Record set |
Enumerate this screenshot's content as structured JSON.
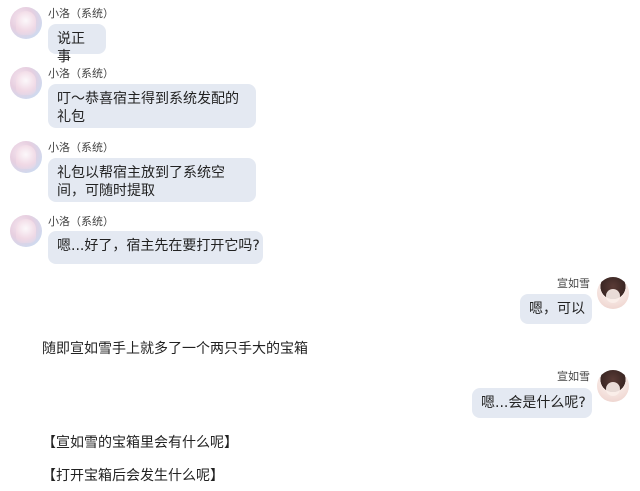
{
  "system_name": "小洛（系统）",
  "user_name": "宣如雪",
  "messages": [
    {
      "speaker": "system",
      "text": "说正事"
    },
    {
      "speaker": "system",
      "text": "叮～恭喜宿主得到系统发配的礼包"
    },
    {
      "speaker": "system",
      "text": "礼包以帮宿主放到了系统空间，可随时提取"
    },
    {
      "speaker": "system",
      "text": "嗯...好了，宿主先在要打开它吗?"
    },
    {
      "speaker": "user",
      "text": "嗯，可以"
    },
    {
      "speaker": "user",
      "text": "嗯...会是什么呢?"
    }
  ],
  "narration": [
    "随即宣如雪手上就多了一个两只手大的宝箱",
    "【宣如雪的宝箱里会有什么呢】",
    "【打开宝箱后会发生什么呢】"
  ],
  "colors": {
    "bubble": "#e4e9f2",
    "background": "#ffffff"
  },
  "icons": {
    "system_avatar": "system-avatar-icon",
    "user_avatar": "user-avatar-icon"
  }
}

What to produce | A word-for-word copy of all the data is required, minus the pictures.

Answer for the task |
Enumerate this screenshot's content as structured JSON.
{
  "system_name": "小洛（系统）",
  "user_name": "宣如雪",
  "messages": [
    {
      "speaker": "system",
      "text": "说正事"
    },
    {
      "speaker": "system",
      "text": "叮～恭喜宿主得到系统发配的礼包"
    },
    {
      "speaker": "system",
      "text": "礼包以帮宿主放到了系统空间，可随时提取"
    },
    {
      "speaker": "system",
      "text": "嗯...好了，宿主先在要打开它吗?"
    },
    {
      "speaker": "user",
      "text": "嗯，可以"
    },
    {
      "speaker": "user",
      "text": "嗯...会是什么呢?"
    }
  ],
  "narration": [
    "随即宣如雪手上就多了一个两只手大的宝箱",
    "【宣如雪的宝箱里会有什么呢】",
    "【打开宝箱后会发生什么呢】"
  ],
  "colors": {
    "bubble": "#e4e9f2",
    "background": "#ffffff"
  },
  "icons": {
    "system_avatar": "system-avatar-icon",
    "user_avatar": "user-avatar-icon"
  }
}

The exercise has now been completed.